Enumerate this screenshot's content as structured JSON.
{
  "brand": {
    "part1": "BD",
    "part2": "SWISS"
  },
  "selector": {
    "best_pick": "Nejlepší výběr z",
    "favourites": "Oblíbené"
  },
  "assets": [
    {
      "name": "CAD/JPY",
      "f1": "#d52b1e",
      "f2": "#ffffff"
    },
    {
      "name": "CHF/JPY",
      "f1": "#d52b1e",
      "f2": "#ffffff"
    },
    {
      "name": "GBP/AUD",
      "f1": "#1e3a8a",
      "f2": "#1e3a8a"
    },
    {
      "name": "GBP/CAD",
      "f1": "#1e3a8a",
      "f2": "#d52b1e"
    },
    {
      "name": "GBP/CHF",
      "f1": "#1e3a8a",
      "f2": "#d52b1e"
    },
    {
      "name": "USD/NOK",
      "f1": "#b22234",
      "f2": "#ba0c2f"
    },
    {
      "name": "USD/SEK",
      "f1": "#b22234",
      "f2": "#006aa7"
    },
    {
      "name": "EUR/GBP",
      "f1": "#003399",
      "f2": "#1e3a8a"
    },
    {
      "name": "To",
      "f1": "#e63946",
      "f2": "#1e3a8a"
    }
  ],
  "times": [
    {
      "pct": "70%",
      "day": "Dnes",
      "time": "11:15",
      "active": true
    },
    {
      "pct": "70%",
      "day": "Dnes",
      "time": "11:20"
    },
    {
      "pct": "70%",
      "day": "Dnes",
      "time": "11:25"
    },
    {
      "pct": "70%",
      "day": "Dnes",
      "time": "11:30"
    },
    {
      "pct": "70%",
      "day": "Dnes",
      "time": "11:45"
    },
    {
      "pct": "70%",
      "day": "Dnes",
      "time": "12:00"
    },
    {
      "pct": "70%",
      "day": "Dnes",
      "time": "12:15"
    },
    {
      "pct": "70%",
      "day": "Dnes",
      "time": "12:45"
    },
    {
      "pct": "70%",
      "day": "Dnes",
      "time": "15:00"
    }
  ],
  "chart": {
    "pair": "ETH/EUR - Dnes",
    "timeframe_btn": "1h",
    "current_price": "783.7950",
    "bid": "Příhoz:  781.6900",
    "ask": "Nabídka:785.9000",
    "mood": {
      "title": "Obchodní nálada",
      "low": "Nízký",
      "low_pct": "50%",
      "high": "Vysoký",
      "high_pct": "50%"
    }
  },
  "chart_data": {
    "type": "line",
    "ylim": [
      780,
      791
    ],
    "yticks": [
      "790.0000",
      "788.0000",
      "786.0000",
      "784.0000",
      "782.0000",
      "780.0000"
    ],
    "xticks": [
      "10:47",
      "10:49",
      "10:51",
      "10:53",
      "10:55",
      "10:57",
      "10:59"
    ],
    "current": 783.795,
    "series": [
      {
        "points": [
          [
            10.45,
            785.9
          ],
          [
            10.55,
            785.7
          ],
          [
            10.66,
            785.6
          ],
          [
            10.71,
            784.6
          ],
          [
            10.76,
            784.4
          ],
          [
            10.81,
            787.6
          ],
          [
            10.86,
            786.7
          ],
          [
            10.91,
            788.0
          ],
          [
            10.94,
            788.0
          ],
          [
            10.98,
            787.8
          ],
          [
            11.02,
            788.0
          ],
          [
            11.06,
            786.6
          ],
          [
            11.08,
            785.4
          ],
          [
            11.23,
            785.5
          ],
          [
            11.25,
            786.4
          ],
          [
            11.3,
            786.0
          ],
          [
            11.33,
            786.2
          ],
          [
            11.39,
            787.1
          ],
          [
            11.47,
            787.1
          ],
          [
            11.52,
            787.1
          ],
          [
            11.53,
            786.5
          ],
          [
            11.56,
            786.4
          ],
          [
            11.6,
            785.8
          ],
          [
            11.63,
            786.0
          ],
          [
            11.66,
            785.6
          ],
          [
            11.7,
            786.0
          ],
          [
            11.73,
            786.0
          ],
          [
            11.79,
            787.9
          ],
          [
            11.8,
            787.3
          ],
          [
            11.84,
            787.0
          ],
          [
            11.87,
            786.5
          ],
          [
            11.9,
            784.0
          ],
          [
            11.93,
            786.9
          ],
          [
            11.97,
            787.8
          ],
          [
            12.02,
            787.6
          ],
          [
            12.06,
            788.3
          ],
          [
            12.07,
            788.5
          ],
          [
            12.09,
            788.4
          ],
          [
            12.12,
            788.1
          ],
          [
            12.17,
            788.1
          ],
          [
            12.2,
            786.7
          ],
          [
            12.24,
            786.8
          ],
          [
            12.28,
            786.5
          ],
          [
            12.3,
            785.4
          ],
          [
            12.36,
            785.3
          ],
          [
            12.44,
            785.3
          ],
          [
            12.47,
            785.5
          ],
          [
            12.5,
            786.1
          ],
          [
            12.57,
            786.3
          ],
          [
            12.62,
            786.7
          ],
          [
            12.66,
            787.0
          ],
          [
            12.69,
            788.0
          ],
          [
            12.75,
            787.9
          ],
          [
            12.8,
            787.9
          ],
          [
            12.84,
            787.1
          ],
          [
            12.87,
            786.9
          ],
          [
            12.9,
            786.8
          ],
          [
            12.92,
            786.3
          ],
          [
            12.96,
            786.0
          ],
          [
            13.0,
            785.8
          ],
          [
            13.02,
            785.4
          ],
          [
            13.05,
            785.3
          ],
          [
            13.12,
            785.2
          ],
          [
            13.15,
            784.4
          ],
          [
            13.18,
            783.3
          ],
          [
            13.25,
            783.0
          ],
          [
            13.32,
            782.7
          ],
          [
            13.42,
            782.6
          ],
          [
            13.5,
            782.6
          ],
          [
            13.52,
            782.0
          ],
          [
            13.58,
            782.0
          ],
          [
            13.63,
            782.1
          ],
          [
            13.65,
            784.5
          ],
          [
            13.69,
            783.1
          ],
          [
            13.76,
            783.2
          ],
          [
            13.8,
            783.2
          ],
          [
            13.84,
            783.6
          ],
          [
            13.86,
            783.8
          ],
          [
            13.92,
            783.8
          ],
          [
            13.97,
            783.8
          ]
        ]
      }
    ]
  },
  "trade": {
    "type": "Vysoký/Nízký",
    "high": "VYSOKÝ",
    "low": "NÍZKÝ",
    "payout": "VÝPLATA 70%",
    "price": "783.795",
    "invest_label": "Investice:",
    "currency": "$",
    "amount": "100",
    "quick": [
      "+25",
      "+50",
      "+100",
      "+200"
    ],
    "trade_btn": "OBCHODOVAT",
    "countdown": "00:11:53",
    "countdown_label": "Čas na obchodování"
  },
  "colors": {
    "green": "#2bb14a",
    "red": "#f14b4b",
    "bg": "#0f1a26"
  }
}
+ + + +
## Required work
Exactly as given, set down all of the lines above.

## Output for this exercise
Enumerate this screenshot's content as structured JSON.
{
  "brand": {
    "part1": "BD",
    "part2": "SWISS"
  },
  "selector": {
    "best_pick": "Nejlepší výběr z",
    "favourites": "Oblíbené"
  },
  "assets": [
    {
      "name": "CAD/JPY",
      "f1": "#d52b1e",
      "f2": "#ffffff"
    },
    {
      "name": "CHF/JPY",
      "f1": "#d52b1e",
      "f2": "#ffffff"
    },
    {
      "name": "GBP/AUD",
      "f1": "#1e3a8a",
      "f2": "#1e3a8a"
    },
    {
      "name": "GBP/CAD",
      "f1": "#1e3a8a",
      "f2": "#d52b1e"
    },
    {
      "name": "GBP/CHF",
      "f1": "#1e3a8a",
      "f2": "#d52b1e"
    },
    {
      "name": "USD/NOK",
      "f1": "#b22234",
      "f2": "#ba0c2f"
    },
    {
      "name": "USD/SEK",
      "f1": "#b22234",
      "f2": "#006aa7"
    },
    {
      "name": "EUR/GBP",
      "f1": "#003399",
      "f2": "#1e3a8a"
    },
    {
      "name": "To",
      "f1": "#e63946",
      "f2": "#1e3a8a"
    }
  ],
  "times": [
    {
      "pct": "70%",
      "day": "Dnes",
      "time": "11:15",
      "active": true
    },
    {
      "pct": "70%",
      "day": "Dnes",
      "time": "11:20"
    },
    {
      "pct": "70%",
      "day": "Dnes",
      "time": "11:25"
    },
    {
      "pct": "70%",
      "day": "Dnes",
      "time": "11:30"
    },
    {
      "pct": "70%",
      "day": "Dnes",
      "time": "11:45"
    },
    {
      "pct": "70%",
      "day": "Dnes",
      "time": "12:00"
    },
    {
      "pct": "70%",
      "day": "Dnes",
      "time": "12:15"
    },
    {
      "pct": "70%",
      "day": "Dnes",
      "time": "12:45"
    },
    {
      "pct": "70%",
      "day": "Dnes",
      "time": "15:00"
    }
  ],
  "chart": {
    "pair": "ETH/EUR - Dnes",
    "timeframe_btn": "1h",
    "current_price": "783.7950",
    "bid": "Příhoz:  781.6900",
    "ask": "Nabídka:785.9000",
    "mood": {
      "title": "Obchodní nálada",
      "low": "Nízký",
      "low_pct": "50%",
      "high": "Vysoký",
      "high_pct": "50%"
    }
  },
  "chart_data": {
    "type": "line",
    "ylim": [
      780,
      791
    ],
    "yticks": [
      "790.0000",
      "788.0000",
      "786.0000",
      "784.0000",
      "782.0000",
      "780.0000"
    ],
    "xticks": [
      "10:47",
      "10:49",
      "10:51",
      "10:53",
      "10:55",
      "10:57",
      "10:59"
    ],
    "current": 783.795,
    "series": [
      {
        "points": [
          [
            10.45,
            785.9
          ],
          [
            10.55,
            785.7
          ],
          [
            10.66,
            785.6
          ],
          [
            10.71,
            784.6
          ],
          [
            10.76,
            784.4
          ],
          [
            10.81,
            787.6
          ],
          [
            10.86,
            786.7
          ],
          [
            10.91,
            788.0
          ],
          [
            10.94,
            788.0
          ],
          [
            10.98,
            787.8
          ],
          [
            11.02,
            788.0
          ],
          [
            11.06,
            786.6
          ],
          [
            11.08,
            785.4
          ],
          [
            11.23,
            785.5
          ],
          [
            11.25,
            786.4
          ],
          [
            11.3,
            786.0
          ],
          [
            11.33,
            786.2
          ],
          [
            11.39,
            787.1
          ],
          [
            11.47,
            787.1
          ],
          [
            11.52,
            787.1
          ],
          [
            11.53,
            786.5
          ],
          [
            11.56,
            786.4
          ],
          [
            11.6,
            785.8
          ],
          [
            11.63,
            786.0
          ],
          [
            11.66,
            785.6
          ],
          [
            11.7,
            786.0
          ],
          [
            11.73,
            786.0
          ],
          [
            11.79,
            787.9
          ],
          [
            11.8,
            787.3
          ],
          [
            11.84,
            787.0
          ],
          [
            11.87,
            786.5
          ],
          [
            11.9,
            784.0
          ],
          [
            11.93,
            786.9
          ],
          [
            11.97,
            787.8
          ],
          [
            12.02,
            787.6
          ],
          [
            12.06,
            788.3
          ],
          [
            12.07,
            788.5
          ],
          [
            12.09,
            788.4
          ],
          [
            12.12,
            788.1
          ],
          [
            12.17,
            788.1
          ],
          [
            12.2,
            786.7
          ],
          [
            12.24,
            786.8
          ],
          [
            12.28,
            786.5
          ],
          [
            12.3,
            785.4
          ],
          [
            12.36,
            785.3
          ],
          [
            12.44,
            785.3
          ],
          [
            12.47,
            785.5
          ],
          [
            12.5,
            786.1
          ],
          [
            12.57,
            786.3
          ],
          [
            12.62,
            786.7
          ],
          [
            12.66,
            787.0
          ],
          [
            12.69,
            788.0
          ],
          [
            12.75,
            787.9
          ],
          [
            12.8,
            787.9
          ],
          [
            12.84,
            787.1
          ],
          [
            12.87,
            786.9
          ],
          [
            12.9,
            786.8
          ],
          [
            12.92,
            786.3
          ],
          [
            12.96,
            786.0
          ],
          [
            13.0,
            785.8
          ],
          [
            13.02,
            785.4
          ],
          [
            13.05,
            785.3
          ],
          [
            13.12,
            785.2
          ],
          [
            13.15,
            784.4
          ],
          [
            13.18,
            783.3
          ],
          [
            13.25,
            783.0
          ],
          [
            13.32,
            782.7
          ],
          [
            13.42,
            782.6
          ],
          [
            13.5,
            782.6
          ],
          [
            13.52,
            782.0
          ],
          [
            13.58,
            782.0
          ],
          [
            13.63,
            782.1
          ],
          [
            13.65,
            784.5
          ],
          [
            13.69,
            783.1
          ],
          [
            13.76,
            783.2
          ],
          [
            13.8,
            783.2
          ],
          [
            13.84,
            783.6
          ],
          [
            13.86,
            783.8
          ],
          [
            13.92,
            783.8
          ],
          [
            13.97,
            783.8
          ]
        ]
      }
    ]
  },
  "trade": {
    "type": "Vysoký/Nízký",
    "high": "VYSOKÝ",
    "low": "NÍZKÝ",
    "payout": "VÝPLATA 70%",
    "price": "783.795",
    "invest_label": "Investice:",
    "currency": "$",
    "amount": "100",
    "quick": [
      "+25",
      "+50",
      "+100",
      "+200"
    ],
    "trade_btn": "OBCHODOVAT",
    "countdown": "00:11:53",
    "countdown_label": "Čas na obchodování"
  },
  "colors": {
    "green": "#2bb14a",
    "red": "#f14b4b",
    "bg": "#0f1a26"
  }
}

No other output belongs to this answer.